╭─ Dataset content

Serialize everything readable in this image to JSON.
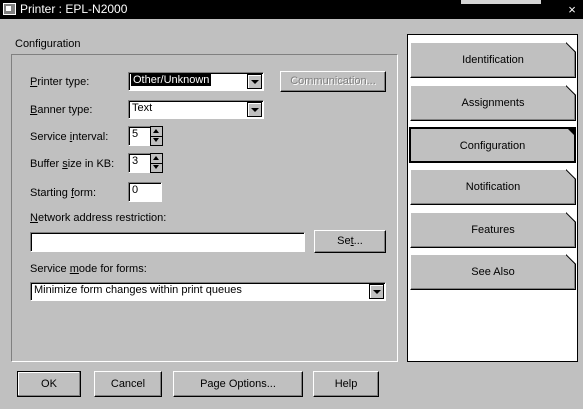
{
  "window": {
    "title": "Printer : EPL-N2000",
    "close_glyph": "×",
    "icon": "printer-icon"
  },
  "group": {
    "caption": "Configuration"
  },
  "form": {
    "printer_type_label": "Printer type:",
    "printer_type_value": "Other/Unknown",
    "communication_button": "Communication...",
    "banner_type_label": "Banner type:",
    "banner_type_value": "Text",
    "service_interval_label": "Service interval:",
    "service_interval_value": "5",
    "buffer_size_label": "Buffer size in KB:",
    "buffer_size_value": "3",
    "starting_form_label": "Starting form:",
    "starting_form_value": "0",
    "network_restriction_label": "Network address restriction:",
    "network_restriction_value": "",
    "set_button": "Set...",
    "service_mode_label": "Service mode for forms:",
    "service_mode_value": "Minimize form changes within print queues"
  },
  "buttons": {
    "ok": "OK",
    "cancel": "Cancel",
    "page_options": "Page Options...",
    "help": "Help"
  },
  "tabs": [
    {
      "label": "Identification",
      "active": false
    },
    {
      "label": "Assignments",
      "active": false
    },
    {
      "label": "Configuration",
      "active": true
    },
    {
      "label": "Notification",
      "active": false
    },
    {
      "label": "Features",
      "active": false
    },
    {
      "label": "See Also",
      "active": false
    }
  ],
  "colors": {
    "dialog_bg": "#c0c0c0",
    "titlebar_bg": "#000000",
    "selection_bg": "#000000",
    "disabled_text": "#808080"
  }
}
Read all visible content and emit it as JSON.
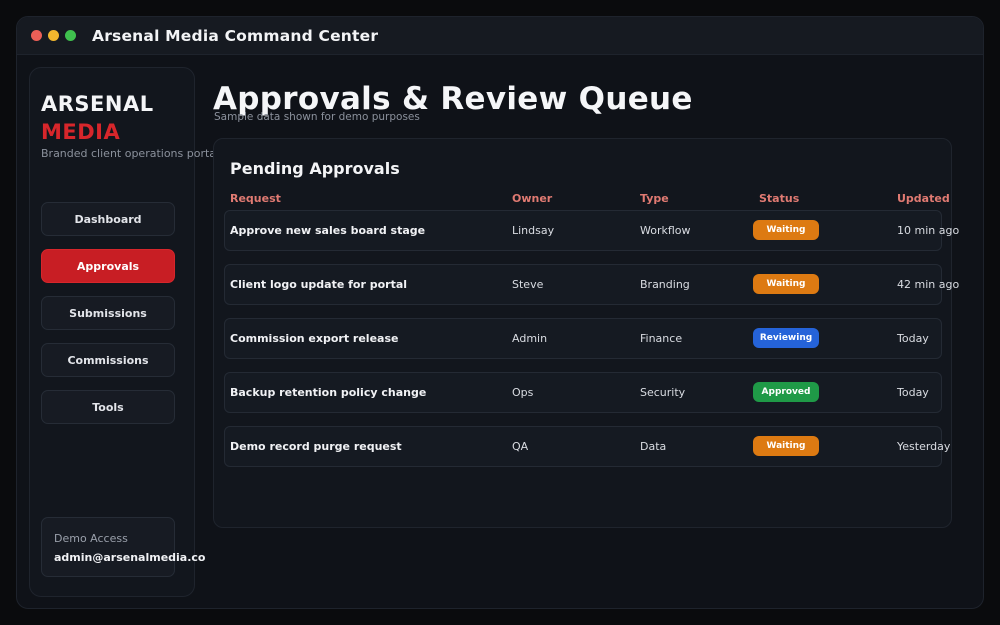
{
  "window": {
    "title": "Arsenal Media Command Center",
    "traffic_lights": [
      "#ec5f57",
      "#f1b72e",
      "#3fc14e"
    ]
  },
  "sidebar": {
    "brand_line1": "ARSENAL",
    "brand_line2": "MEDIA",
    "brand_line2_color": "#d7262b",
    "tagline": "Branded client operations portal",
    "nav": [
      {
        "label": "Dashboard",
        "active": false
      },
      {
        "label": "Approvals",
        "active": true
      },
      {
        "label": "Submissions",
        "active": false
      },
      {
        "label": "Commissions",
        "active": false
      },
      {
        "label": "Tools",
        "active": false
      }
    ],
    "demo_access": {
      "label": "Demo Access",
      "email": "admin@arsenalmedia.co"
    }
  },
  "main": {
    "title": "Approvals & Review Queue",
    "subtitle": "Sample data shown for demo purposes",
    "panel": {
      "title": "Pending Approvals",
      "header_color": "#e07a72",
      "columns": [
        "Request",
        "Owner",
        "Type",
        "Status",
        "Updated"
      ],
      "rows": [
        {
          "request": "Approve new sales board stage",
          "owner": "Lindsay",
          "type": "Workflow",
          "status": "Waiting",
          "updated": "10 min ago"
        },
        {
          "request": "Client logo update for portal",
          "owner": "Steve",
          "type": "Branding",
          "status": "Waiting",
          "updated": "42 min ago"
        },
        {
          "request": "Commission export release",
          "owner": "Admin",
          "type": "Finance",
          "status": "Reviewing",
          "updated": "Today"
        },
        {
          "request": "Backup retention policy change",
          "owner": "Ops",
          "type": "Security",
          "status": "Approved",
          "updated": "Today"
        },
        {
          "request": "Demo record purge request",
          "owner": "QA",
          "type": "Data",
          "status": "Waiting",
          "updated": "Yesterday"
        }
      ],
      "status_colors": {
        "Waiting": "#dd7a12",
        "Reviewing": "#2563d9",
        "Approved": "#1f9a47"
      }
    }
  },
  "accent": {
    "active_nav_bg": "#c81e24"
  }
}
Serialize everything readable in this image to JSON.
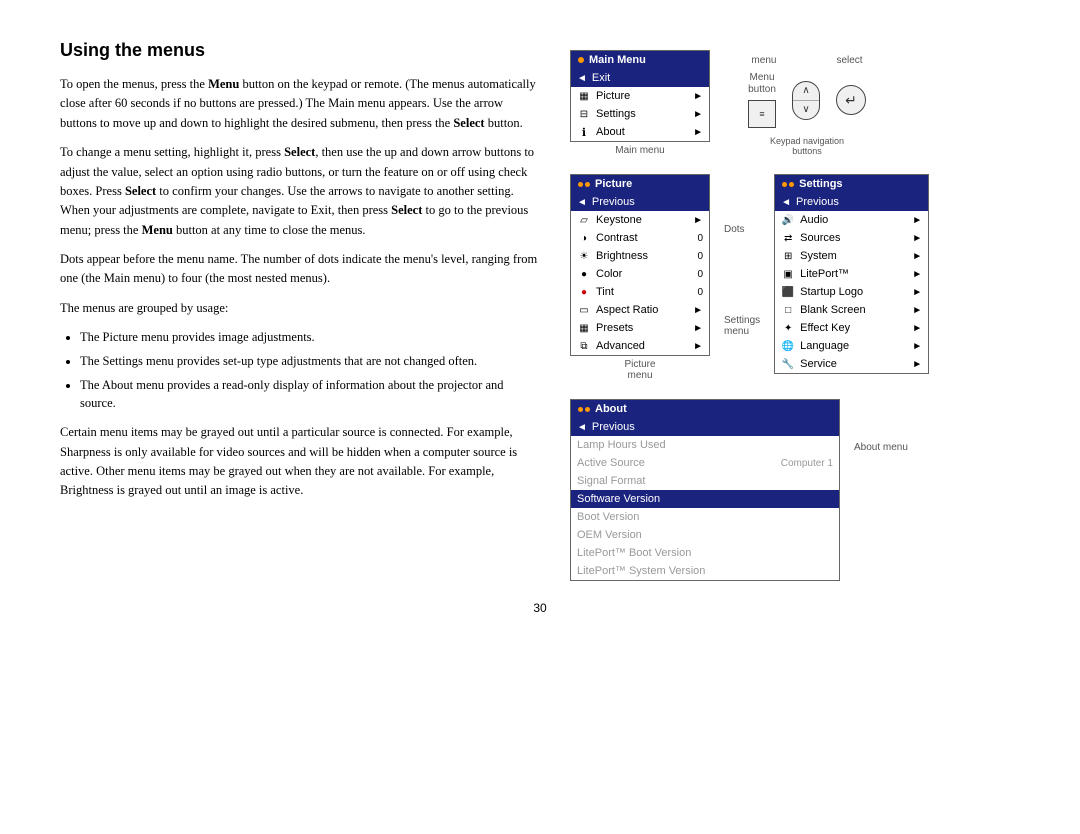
{
  "page": {
    "title": "Using the menus",
    "page_number": "30"
  },
  "body_text": {
    "para1": "To open the menus, press the Menu button on the keypad or remote. (The menus automatically close after 60 seconds if no buttons are pressed.) The Main menu appears. Use the arrow buttons to move up and down to highlight the desired submenu, then press the Select button.",
    "para2": "To change a menu setting, highlight it, press Select, then use the up and down arrow buttons to adjust the value, select an option using radio buttons, or turn the feature on or off using check boxes. Press Select to confirm your changes. Use the arrows to navigate to another setting. When your adjustments are complete, navigate to Exit, then press Select to go to the previous menu; press the Menu button at any time to close the menus.",
    "para3": "Dots appear before the menu name. The number of dots indicate the menu's level, ranging from one (the Main menu) to four (the most nested menus).",
    "para4": "The menus are grouped by usage:",
    "bullet1": "The Picture menu provides image adjustments.",
    "bullet2": "The Settings menu provides set-up type adjustments that are not changed often.",
    "bullet3": "The About menu provides a read-only display of information about the projector and source.",
    "para5": "Certain menu items may be grayed out until a particular source is connected. For example, Sharpness is only available for video sources and will be hidden when a computer source is active. Other menu items may be grayed out when they are not available. For example, Brightness is grayed out until an image is active."
  },
  "main_menu": {
    "title": "Main Menu",
    "items": [
      {
        "label": "Exit",
        "selected": true,
        "icon": "arrow-left",
        "has_arrow": false
      },
      {
        "label": "Picture",
        "icon": "picture",
        "has_arrow": true
      },
      {
        "label": "Settings",
        "icon": "settings",
        "has_arrow": true
      },
      {
        "label": "About",
        "icon": "info",
        "has_arrow": true
      }
    ],
    "caption": "Main menu"
  },
  "picture_menu": {
    "title": "Picture",
    "dots": 2,
    "items": [
      {
        "label": "Previous",
        "selected": true,
        "icon": "arrow-left",
        "has_arrow": false,
        "value": ""
      },
      {
        "label": "Keystone",
        "icon": "",
        "has_arrow": true,
        "value": ""
      },
      {
        "label": "Contrast",
        "icon": "contrast",
        "has_arrow": false,
        "value": "0"
      },
      {
        "label": "Brightness",
        "icon": "brightness",
        "has_arrow": false,
        "value": "0"
      },
      {
        "label": "Color",
        "icon": "color",
        "has_arrow": false,
        "value": "0"
      },
      {
        "label": "Tint",
        "icon": "tint",
        "has_arrow": false,
        "value": "0"
      },
      {
        "label": "Aspect Ratio",
        "icon": "",
        "has_arrow": true,
        "value": ""
      },
      {
        "label": "Presets",
        "icon": "presets",
        "has_arrow": true,
        "value": ""
      },
      {
        "label": "Advanced",
        "icon": "advanced",
        "has_arrow": true,
        "value": ""
      }
    ],
    "caption": "Picture\nmenu"
  },
  "settings_menu": {
    "title": "Settings",
    "dots": 2,
    "items": [
      {
        "label": "Previous",
        "selected": true,
        "icon": "arrow-left",
        "has_arrow": false
      },
      {
        "label": "Audio",
        "icon": "audio",
        "has_arrow": true
      },
      {
        "label": "Sources",
        "icon": "sources",
        "has_arrow": true
      },
      {
        "label": "System",
        "icon": "system",
        "has_arrow": true
      },
      {
        "label": "LitePort™",
        "icon": "liteport",
        "has_arrow": true
      },
      {
        "label": "Startup Logo",
        "icon": "startup",
        "has_arrow": true
      },
      {
        "label": "Blank Screen",
        "icon": "",
        "has_arrow": true
      },
      {
        "label": "Effect Key",
        "icon": "effect",
        "has_arrow": true
      },
      {
        "label": "Language",
        "icon": "language",
        "has_arrow": true
      },
      {
        "label": "Service",
        "icon": "service",
        "has_arrow": true
      }
    ]
  },
  "about_menu": {
    "title": "About",
    "dots": 2,
    "items": [
      {
        "label": "Previous",
        "selected": true,
        "icon": "arrow-left",
        "grayed": false
      },
      {
        "label": "Lamp Hours Used",
        "value": "",
        "grayed": true
      },
      {
        "label": "Active Source",
        "value": "Computer 1",
        "grayed": true
      },
      {
        "label": "Signal Format",
        "value": "",
        "grayed": true
      },
      {
        "label": "Software Version",
        "value": "",
        "highlighted": true,
        "grayed": false
      },
      {
        "label": "Boot Version",
        "value": "",
        "grayed": true
      },
      {
        "label": "OEM Version",
        "value": "",
        "grayed": true
      },
      {
        "label": "LitePort™ Boot Version",
        "value": "",
        "grayed": true
      },
      {
        "label": "LitePort™ System Version",
        "value": "",
        "grayed": true
      }
    ],
    "caption": "About menu"
  },
  "nav_controls": {
    "menu_label": "Menu\nbutton",
    "menu_icon": "≡",
    "select_label": "select",
    "select_icon": "↵",
    "up_icon": "∧",
    "down_icon": "∨",
    "keypad_caption": "Keypad navigation\nbuttons"
  },
  "labels": {
    "dots": "Dots",
    "settings_menu": "Settings\nmenu"
  }
}
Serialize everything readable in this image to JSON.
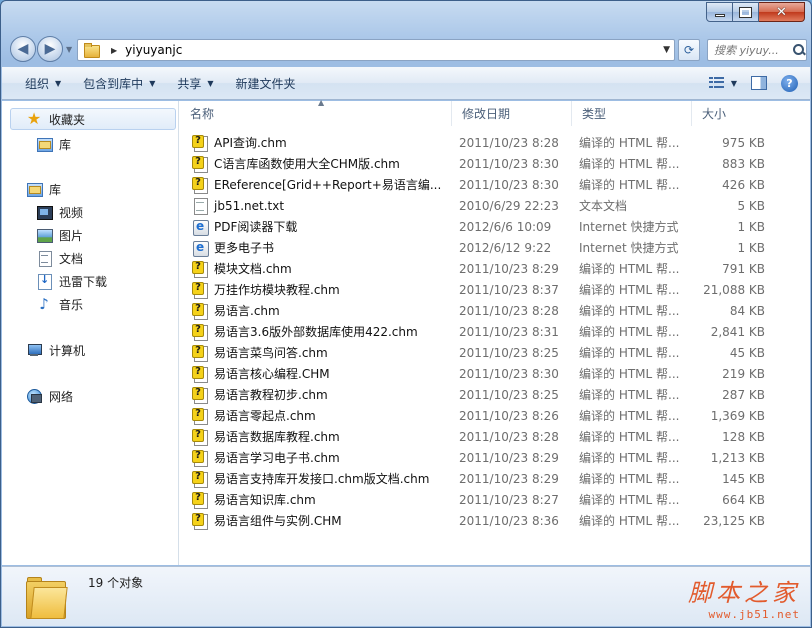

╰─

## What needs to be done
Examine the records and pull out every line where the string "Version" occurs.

## Exercise response
        "label": "Software Version",
        "label": "Boot Version",
        "label": "OEM Version",
        "label": "LitePort™ Boot Version",
        "label": "LitePort™ System Version",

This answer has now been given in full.